“Farmfoods has exponentially improved its marketing, ranging and store design from where it was a decade ago. Heron is very back to basics and not dissimilar to how Farmfoods was 10 years ago,” explains Roberts who believes Iceland can “happily co-exist with the big four” in competitive locations.

Meanwhile, the growth of Aldi and Lidl continues unabated and could potentially eat into Iceland’s market share if they decide to give more space over to discount frozen food.

Marketing nous

The Celebrity Mum of the Year campaign with Stacey Solomon has strengthened the retailer’s position on the high street.

The Celebrity Mum of the Year campaign with Stacey Solomon has strengthened the retailer’s position on the high street.

However, Iceland’s marketing has always been strong and campaigns such as Celebrity Mum of the Year – at present featuring celebrity Stacey Solomon – have proved a hit with customers.

Walker is also in a privileged position in that he does not have to answer to the City. As such the “more of the same” approach is perfectly acceptable in a grocery market dominated by larger, mainly quoted players who must satisfy investors with constant promises to grow by rolling out new store formats or expanding internationally.

Of course, Walker’s reign has not been without its upsets. In 2001, he stepped down from the business after the controversial sale of £13.5m of shares just weeks before a profit warning, although he was later cleared of any wrongdoing.

Walker also had to sack former Atomic Kitten star Kerry Katona from Iceland’s adverts after she was pictured in the national press snorting cocaine in 2009, damaging the retailer’s image in the process.
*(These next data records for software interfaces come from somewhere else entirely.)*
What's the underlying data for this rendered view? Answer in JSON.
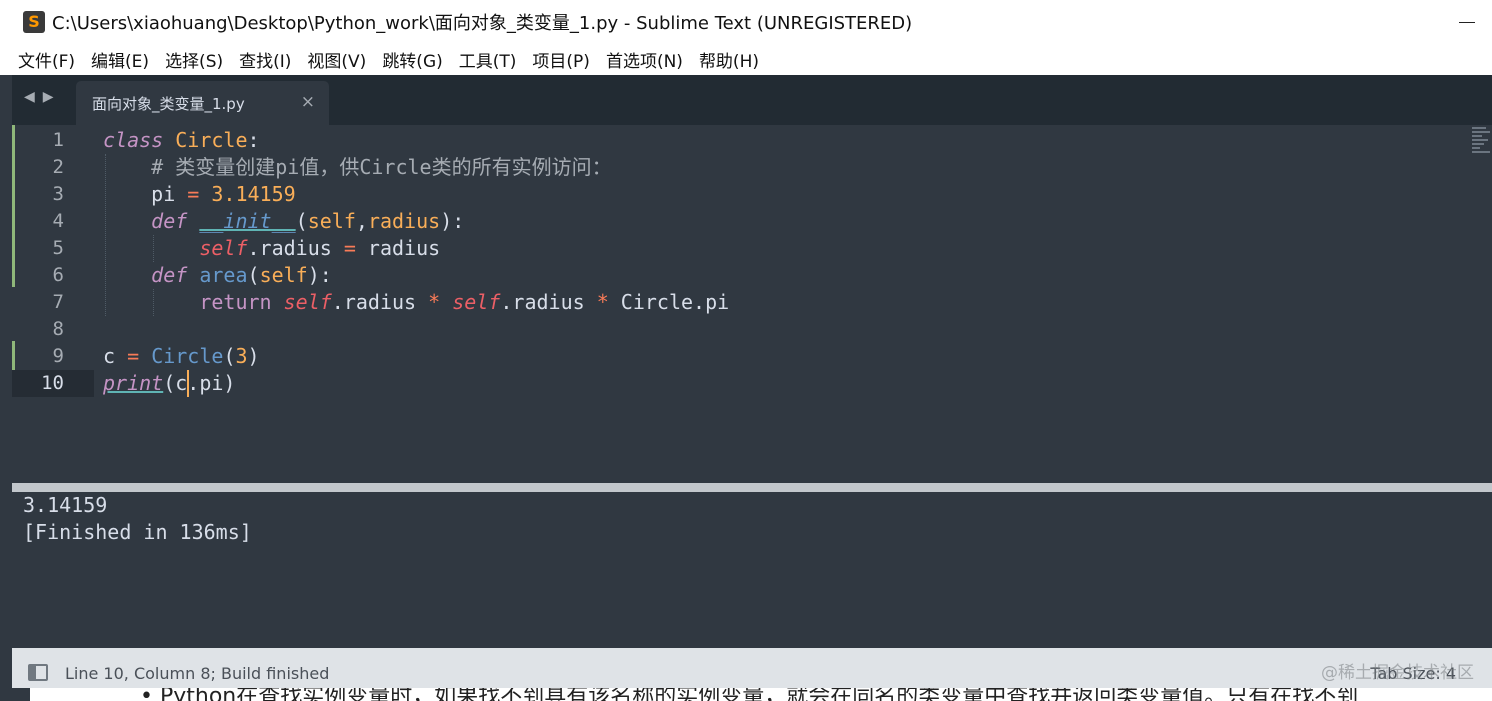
{
  "window": {
    "title": "C:\\Users\\xiaohuang\\Desktop\\Python_work\\面向对象_类变量_1.py - Sublime Text (UNREGISTERED)",
    "app_icon": "sublime-icon"
  },
  "menu": [
    "文件(F)",
    "编辑(E)",
    "选择(S)",
    "查找(I)",
    "视图(V)",
    "跳转(G)",
    "工具(T)",
    "项目(P)",
    "首选项(N)",
    "帮助(H)"
  ],
  "tab": {
    "nav_prev": "◀",
    "nav_next": "▶",
    "filename": "面向对象_类变量_1.py",
    "close": "×"
  },
  "editor": {
    "line_numbers": [
      "1",
      "2",
      "3",
      "4",
      "5",
      "6",
      "7",
      "8",
      "9",
      "10"
    ],
    "active_line": 10,
    "cursor": {
      "line": 10,
      "column": 8
    },
    "code_lines": [
      "class Circle:",
      "    # 类变量创建pi值，供Circle类的所有实例访问：",
      "    pi = 3.14159",
      "    def __init__(self,radius):",
      "        self.radius = radius",
      "    def area(self):",
      "        return self.radius * self.radius * Circle.pi",
      "",
      "c = Circle(3)",
      "print(c.pi)"
    ]
  },
  "output": {
    "lines": [
      "3.14159",
      "[Finished in 136ms]"
    ]
  },
  "status": {
    "left_text": "Line 10, Column 8; Build finished",
    "tab_size": "Tab Size: 4",
    "watermark": "@稀土掘金技术社区"
  },
  "underlay": {
    "text": "• Python在查找实例变量时，如果找不到具有该名称的实例变量，就会在同名的类变量中查找并返回类变量值。只有在找不到"
  },
  "colors": {
    "editor_bg": "#303841",
    "keyword": "#c594c5",
    "class_name": "#f9ae58",
    "operator": "#f97b58",
    "function": "#6699cc",
    "self": "#ec5f66",
    "comment": "#a6acb3"
  }
}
On the shopfloor, he decided to make its vegetable range 100% organic in 2000, a move which was understandable given the wider trend towards organic, but served only to confuse its value-focused customers over what Iceland was trying to be.

And there must be questions about whether he can continue to work his magic indefinitely.

Black says: “We wonder whether it’s got as good as it’s going to get for Iceland. We do not see the future being easy for Malcolm Walker, although he is the right guy to do it. The competition is going to get stronger and its comparatives will be challenging against this climate.”

Question marks also hang over the retailer’s organic growth potential. Iceland has 740 stores, and Black believes the retailer will open a further 30 to 40 stores before it reaches its optimum level. Overseas, operations are progressing at varying rates. Iceland has just extended its reach in Iberia with its first stores in Portugal, to add to 12 existing shops in Spain.

However, Iceland stated in 2009 that it would open 40 stores in conjunction with wholesaler and retailer Aim in the Republic of Ireland by 2012 and so far it has opened just four.

But Walker is confident that Iceland can still thrive. Asked where he sees himself in 10 year’s time, he replies “still here”. It seems he is determined to hold on to Iceland for a long time to come.

Iceland - what next?



While Iceland is performing well in the current climate, there remain areas of development it could consider. A report from strategy consultants OC&C to potential bidders in November suggested the business could branch into lingerie and homewares. However, the retailer struggled to shift non-food items when its range was expanded under former chief executive Bill Grimsey, and the fierce conditions in the electricals market is unlikely to entice the retailer back in. Perhaps more likely is the possibility of online expansion.

Iceland does not have a transactional website, but uses its site to promote its home delivery service. To qualify for home delivery, customers have to be pre-registered, spend over £25 and use their Iceland Bonus Card at the checkout.

Retail Week Knowledge Bank estimates the proportion of sales through this channel was likely to be between £350m and £400m in 2010/11.